CDC Viral Hepatitis Updates
Progress Toward Viral Hepatitis Elimination in the United States
The progress report shows how the nation is doing in reducing the burden of hepatitis A virus (HAV), hepatitis B virus (HBV), and hepatitis C virus (HCV) infections. The report provides information on progress in the implementation of recommended interventions and the impact these interventions are having on prevention of viral hepatitis transmission, disease, and associated mortality. Given a multitude of effective interventions, there is growing consensus that viral hepatitis can be eliminated as a public health threat in the United States, and while we have made some progress as a nation at reducing some of the burden of viral hepatitis, much work remains.
MMWR - Increased Risk for Mother-to-Infant Transmission of Hepatitis C Virus Among Medicaid Recipients ― Wisconsin, 2011–2015

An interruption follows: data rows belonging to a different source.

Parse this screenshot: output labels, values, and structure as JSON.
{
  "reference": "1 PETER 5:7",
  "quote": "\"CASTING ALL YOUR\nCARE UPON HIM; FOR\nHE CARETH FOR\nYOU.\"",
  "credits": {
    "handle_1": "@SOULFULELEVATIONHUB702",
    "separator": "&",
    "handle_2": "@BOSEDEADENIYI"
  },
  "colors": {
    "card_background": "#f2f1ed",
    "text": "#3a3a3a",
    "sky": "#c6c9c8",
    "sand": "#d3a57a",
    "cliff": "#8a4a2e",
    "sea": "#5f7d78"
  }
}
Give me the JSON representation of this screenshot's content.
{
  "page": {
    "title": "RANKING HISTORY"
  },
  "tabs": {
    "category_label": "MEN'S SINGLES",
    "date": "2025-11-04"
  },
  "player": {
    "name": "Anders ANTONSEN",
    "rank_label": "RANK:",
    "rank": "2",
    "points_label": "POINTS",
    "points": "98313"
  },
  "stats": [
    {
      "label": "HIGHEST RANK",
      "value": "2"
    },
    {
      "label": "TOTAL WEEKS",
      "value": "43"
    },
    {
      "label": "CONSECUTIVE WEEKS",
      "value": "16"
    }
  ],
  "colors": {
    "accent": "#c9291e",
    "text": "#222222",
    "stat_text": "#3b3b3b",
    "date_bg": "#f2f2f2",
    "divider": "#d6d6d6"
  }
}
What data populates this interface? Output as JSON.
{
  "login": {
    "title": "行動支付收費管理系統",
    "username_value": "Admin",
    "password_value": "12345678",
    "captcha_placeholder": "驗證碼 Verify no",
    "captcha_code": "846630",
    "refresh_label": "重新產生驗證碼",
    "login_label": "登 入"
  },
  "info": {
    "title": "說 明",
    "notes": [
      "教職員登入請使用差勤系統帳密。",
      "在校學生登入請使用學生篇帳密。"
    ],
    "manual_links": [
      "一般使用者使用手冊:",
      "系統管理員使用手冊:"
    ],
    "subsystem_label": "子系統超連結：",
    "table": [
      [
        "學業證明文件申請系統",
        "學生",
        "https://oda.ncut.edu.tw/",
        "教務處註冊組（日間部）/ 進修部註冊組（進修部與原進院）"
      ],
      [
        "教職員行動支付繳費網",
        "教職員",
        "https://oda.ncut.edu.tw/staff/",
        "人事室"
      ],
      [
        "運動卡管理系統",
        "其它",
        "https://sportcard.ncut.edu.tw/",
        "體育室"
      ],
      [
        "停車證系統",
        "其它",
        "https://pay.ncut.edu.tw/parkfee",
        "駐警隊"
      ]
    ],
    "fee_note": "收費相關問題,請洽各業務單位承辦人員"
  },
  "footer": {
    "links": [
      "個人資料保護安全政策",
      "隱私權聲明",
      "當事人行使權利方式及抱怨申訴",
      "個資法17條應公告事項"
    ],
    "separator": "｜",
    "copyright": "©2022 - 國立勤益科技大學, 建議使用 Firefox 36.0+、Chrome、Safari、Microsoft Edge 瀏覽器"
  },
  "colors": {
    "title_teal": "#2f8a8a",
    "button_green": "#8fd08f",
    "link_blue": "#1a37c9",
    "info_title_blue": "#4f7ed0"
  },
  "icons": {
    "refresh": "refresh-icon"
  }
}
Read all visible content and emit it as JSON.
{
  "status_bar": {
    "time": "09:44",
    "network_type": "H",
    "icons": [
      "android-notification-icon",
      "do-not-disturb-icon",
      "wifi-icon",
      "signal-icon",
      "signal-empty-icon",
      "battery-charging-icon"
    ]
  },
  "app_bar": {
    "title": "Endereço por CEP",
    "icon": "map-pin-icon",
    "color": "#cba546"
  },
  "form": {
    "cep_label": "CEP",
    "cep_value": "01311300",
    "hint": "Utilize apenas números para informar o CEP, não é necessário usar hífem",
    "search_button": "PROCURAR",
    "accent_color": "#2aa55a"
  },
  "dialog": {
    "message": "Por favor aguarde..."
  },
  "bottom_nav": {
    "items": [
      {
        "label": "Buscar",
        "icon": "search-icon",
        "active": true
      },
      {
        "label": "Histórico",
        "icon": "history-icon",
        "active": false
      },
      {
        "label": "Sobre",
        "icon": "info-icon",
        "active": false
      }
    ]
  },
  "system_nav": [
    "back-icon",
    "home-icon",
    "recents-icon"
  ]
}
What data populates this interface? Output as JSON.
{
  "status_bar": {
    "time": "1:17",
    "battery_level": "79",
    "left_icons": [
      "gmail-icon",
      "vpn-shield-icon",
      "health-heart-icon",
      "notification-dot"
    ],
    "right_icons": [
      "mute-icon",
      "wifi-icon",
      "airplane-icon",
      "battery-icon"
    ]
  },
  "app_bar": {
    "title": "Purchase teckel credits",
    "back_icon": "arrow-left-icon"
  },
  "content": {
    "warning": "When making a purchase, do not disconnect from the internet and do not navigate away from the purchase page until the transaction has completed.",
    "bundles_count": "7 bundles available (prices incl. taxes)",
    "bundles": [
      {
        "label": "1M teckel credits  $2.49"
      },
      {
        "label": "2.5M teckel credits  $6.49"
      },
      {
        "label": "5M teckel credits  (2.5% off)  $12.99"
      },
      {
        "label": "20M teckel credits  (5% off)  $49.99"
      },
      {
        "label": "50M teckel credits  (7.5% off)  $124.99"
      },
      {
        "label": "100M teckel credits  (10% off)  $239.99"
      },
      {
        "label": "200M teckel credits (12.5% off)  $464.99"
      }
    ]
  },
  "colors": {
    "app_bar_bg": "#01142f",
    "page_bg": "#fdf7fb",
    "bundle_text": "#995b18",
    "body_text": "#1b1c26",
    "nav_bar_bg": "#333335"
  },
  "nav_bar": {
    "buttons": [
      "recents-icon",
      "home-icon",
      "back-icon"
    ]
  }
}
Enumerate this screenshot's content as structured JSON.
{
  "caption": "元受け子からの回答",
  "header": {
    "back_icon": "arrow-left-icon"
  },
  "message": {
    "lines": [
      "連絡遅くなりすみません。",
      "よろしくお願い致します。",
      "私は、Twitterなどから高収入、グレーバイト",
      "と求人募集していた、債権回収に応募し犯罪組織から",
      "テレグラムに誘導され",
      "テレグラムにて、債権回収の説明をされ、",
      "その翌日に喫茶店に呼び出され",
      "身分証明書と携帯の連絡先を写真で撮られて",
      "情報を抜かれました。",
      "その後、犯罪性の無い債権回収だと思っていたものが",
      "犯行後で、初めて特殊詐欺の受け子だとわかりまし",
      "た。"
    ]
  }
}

Among Wisconsin Medicaid recipients, the rate of HCV infection during pregnancy is increasing. During 2011–2015, the proportion of women who had HCV infection before their date of delivery increased 93%, from 1 in 368 pregnancies to 1 in 192 pregnancies. Among the infants born to women who had evidence of HCV viremia during pregnancy, 34% received HCV testing per the recommendations and evidence of vertical transmission was documented in 4% of infants.
Outbreaks of hepatitis A in multiple states among people who are homeless and people who use drugs
Since March 2017, CDCs Division of Viral Hepatitis (DVH) has been assisting several state and local health departments with hepatitis A outbreaks that have occurred primarily among people who are homeless, people who use injection and non-injection drugs, and their close direct contacts.